The lines below that include the word "وإقامة" are to be reported.

(Data excerpts)
* * * * * * * * *
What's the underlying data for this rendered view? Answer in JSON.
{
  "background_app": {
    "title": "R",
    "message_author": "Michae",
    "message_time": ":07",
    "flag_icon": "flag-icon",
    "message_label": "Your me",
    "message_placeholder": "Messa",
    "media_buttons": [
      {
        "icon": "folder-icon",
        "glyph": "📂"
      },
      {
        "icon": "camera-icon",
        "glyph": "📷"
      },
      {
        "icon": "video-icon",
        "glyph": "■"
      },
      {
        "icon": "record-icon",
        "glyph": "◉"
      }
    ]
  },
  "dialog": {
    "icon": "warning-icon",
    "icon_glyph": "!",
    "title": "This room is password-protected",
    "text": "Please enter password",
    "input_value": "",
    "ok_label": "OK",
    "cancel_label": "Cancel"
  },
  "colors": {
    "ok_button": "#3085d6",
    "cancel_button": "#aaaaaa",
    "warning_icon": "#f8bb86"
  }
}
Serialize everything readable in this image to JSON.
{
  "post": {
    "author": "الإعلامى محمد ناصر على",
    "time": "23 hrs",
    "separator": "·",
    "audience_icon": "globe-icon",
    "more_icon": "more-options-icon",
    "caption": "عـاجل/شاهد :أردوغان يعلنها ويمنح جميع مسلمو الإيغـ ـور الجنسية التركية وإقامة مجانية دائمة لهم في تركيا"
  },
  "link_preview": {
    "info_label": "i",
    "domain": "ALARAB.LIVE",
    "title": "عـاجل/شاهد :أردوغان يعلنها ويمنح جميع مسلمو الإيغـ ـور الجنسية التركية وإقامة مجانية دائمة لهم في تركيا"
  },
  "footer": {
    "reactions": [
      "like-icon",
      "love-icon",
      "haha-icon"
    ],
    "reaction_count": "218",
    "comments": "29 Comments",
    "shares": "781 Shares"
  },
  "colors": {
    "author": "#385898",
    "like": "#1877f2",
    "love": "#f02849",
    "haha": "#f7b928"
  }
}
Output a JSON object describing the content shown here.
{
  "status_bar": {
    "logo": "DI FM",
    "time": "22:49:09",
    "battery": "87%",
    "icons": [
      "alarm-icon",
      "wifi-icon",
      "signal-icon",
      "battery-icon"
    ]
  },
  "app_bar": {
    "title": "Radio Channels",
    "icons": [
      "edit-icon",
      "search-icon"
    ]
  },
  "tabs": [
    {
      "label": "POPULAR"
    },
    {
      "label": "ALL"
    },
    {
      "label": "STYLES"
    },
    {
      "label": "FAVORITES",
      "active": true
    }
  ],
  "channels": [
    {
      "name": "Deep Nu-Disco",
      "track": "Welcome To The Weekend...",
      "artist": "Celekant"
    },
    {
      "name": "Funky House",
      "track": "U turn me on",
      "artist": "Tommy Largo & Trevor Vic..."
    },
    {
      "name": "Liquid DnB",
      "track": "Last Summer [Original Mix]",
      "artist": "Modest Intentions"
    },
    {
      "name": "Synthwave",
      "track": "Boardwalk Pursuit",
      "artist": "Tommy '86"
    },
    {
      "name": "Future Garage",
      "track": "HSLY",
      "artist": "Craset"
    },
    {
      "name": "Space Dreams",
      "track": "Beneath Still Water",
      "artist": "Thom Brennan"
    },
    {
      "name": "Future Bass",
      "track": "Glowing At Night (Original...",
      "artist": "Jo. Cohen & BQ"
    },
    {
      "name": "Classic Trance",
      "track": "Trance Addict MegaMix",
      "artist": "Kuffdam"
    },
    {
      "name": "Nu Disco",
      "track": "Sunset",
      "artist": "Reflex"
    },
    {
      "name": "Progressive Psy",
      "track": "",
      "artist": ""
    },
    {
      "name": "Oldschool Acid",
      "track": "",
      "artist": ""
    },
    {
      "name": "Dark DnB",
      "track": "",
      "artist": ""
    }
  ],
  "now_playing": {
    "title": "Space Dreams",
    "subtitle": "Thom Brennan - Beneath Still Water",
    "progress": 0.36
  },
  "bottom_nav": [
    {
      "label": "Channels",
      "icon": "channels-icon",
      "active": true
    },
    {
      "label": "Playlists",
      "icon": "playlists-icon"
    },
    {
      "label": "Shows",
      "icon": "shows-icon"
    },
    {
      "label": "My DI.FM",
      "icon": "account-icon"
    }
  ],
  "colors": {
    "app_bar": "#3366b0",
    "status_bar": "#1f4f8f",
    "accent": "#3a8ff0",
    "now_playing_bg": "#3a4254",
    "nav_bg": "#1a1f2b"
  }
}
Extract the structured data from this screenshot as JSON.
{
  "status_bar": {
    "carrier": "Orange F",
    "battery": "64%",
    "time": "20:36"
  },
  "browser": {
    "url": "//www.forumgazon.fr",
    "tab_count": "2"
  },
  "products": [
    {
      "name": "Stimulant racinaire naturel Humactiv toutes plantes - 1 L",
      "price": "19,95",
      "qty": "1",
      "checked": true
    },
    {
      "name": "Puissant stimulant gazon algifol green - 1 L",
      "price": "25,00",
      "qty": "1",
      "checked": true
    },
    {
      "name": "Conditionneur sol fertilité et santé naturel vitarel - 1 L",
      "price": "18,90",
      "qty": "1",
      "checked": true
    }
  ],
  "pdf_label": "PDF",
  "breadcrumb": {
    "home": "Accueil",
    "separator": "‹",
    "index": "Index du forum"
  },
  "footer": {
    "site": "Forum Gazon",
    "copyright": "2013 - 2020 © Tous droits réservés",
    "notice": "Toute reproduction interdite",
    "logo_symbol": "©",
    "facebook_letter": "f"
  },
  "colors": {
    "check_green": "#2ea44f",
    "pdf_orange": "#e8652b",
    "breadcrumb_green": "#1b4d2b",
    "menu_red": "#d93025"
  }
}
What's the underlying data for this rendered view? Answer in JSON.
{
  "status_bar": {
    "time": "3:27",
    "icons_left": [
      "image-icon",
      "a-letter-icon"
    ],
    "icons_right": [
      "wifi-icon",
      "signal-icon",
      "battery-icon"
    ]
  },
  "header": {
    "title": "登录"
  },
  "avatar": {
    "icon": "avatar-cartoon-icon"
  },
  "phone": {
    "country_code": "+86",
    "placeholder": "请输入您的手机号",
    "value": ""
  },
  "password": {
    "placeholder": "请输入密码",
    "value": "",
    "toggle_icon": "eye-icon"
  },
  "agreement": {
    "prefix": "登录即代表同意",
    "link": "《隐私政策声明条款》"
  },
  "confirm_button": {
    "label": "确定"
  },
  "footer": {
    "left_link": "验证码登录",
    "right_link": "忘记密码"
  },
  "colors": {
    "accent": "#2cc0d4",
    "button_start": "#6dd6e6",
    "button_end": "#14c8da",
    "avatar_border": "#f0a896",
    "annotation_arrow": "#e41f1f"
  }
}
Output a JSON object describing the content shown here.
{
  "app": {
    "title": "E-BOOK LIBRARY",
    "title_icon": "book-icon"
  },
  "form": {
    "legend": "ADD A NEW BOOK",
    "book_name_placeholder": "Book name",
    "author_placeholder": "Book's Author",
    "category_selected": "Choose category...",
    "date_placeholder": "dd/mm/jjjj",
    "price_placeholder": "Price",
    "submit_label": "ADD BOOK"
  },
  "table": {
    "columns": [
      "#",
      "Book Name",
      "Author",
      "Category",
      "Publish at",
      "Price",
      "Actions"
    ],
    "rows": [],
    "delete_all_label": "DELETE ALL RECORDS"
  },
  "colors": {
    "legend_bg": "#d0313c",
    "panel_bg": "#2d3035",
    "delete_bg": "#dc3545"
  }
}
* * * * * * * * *
**Reply to the task**
    "caption": "عـاجل/شاهد :أردوغان يعلنها ويمنح جميع مسلمو الإيغـ ـور الجنسية التركية وإقامة مجانية دائمة لهم في تركيا"
    "title": "عـاجل/شاهد :أردوغان يعلنها ويمنح جميع مسلمو الإيغـ ـور الجنسية التركية وإقامة مجانية دائمة لهم في تركيا"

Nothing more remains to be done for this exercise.